Project description:<h4>Introduction</h4>Both dipeptidyl peptidase-4 inhibitors and ?-glucosidase inhibitors (?-GI) have been reported to change the incretin and insulin secretion. To examine the effects of acarbose, miglitol, and sitagliptin on glucose metabolism and secretion of gut peptides, we conducted a crossover study in patients with type 2 diabetes mellitus (T2DM).<h4>Methods</h4>Eleven Japanese patients with T2DM underwent four meal tolerance tests with single administration of acarbose, miglitol, sitagliptin, or nothing. Fasting and postprandial plasma levels of glucose, insulin, glucagon, active glucagon-like peptide-1 (GLP-1), glucose-dependent insulinotropic polypeptide (GIP), ghrelin, and des-acyl ghrelin were measured.<h4>Results</h4>Early-phase insulin secretion was reduced following acarbose and miglitol, and the areas under the curve (AUC) of insulin at 180 min following acarbose and miglitol were significantly lower than sitagliptin. AUC of plasma glucose at 180 min after acarbose, miglitol, and sitagliptin tended to be lower than in controls, and plasma glucose levels at 30-60 min following miglitol were significantly lower than in controls. Plasma glucagon, ghrelin, and des-acyl ghrelin levels did not differ among the four conditions. Postprandial plasma active GLP-1 levels and AUC of GLP-1 increased significantly in both the sitagliptin and miglitol groups compared to control. Postprandial plasma total GIP levels increased following sitagliptin but decreased after acarbose and miglitol.
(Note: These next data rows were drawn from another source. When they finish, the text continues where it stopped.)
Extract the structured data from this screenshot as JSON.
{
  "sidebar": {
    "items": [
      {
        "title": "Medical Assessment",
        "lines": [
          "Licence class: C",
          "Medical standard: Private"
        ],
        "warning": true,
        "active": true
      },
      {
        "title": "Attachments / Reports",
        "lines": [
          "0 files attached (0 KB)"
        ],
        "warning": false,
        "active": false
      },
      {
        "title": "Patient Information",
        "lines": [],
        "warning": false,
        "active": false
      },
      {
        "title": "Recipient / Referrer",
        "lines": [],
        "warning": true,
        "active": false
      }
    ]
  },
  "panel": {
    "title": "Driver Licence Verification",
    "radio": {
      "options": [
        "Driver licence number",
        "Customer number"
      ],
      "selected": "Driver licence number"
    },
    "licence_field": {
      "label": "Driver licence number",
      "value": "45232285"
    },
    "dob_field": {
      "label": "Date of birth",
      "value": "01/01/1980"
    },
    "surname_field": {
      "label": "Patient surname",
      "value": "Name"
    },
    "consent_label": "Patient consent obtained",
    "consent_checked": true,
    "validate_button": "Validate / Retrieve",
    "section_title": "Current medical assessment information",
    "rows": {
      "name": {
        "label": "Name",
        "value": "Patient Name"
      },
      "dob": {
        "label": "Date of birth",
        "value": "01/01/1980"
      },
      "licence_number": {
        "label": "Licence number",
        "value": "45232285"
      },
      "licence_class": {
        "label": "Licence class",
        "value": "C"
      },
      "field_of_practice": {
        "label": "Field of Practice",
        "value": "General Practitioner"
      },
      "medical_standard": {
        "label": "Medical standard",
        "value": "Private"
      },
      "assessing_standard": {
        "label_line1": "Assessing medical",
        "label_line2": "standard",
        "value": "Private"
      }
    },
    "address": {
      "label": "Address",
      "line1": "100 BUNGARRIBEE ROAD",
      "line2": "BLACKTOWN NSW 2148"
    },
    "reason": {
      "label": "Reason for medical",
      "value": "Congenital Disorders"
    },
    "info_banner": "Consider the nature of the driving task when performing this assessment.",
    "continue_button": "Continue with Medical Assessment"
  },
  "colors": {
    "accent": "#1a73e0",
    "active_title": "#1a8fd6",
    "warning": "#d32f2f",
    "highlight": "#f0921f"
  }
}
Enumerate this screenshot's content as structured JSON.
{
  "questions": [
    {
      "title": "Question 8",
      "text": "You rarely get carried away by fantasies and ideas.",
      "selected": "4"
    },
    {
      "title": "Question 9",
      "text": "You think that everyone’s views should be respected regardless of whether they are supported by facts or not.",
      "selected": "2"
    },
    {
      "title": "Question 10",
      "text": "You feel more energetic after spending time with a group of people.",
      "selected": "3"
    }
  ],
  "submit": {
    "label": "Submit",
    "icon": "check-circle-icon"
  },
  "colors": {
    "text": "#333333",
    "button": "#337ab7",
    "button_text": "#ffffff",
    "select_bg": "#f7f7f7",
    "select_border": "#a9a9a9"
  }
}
Changes in incretin levels tended to be greater with miglitol than acarbose.<h4>Conclusion</h4>These results showed that sitagliptin and ?-GIs, miglitol more so than acarbose, improved hyperglycemia in patients with T2DM after single administration, and had different effects on insulin and incretin secretion.<h4>Trial registration</h4>UMIN-CTR number, UMIN000009981.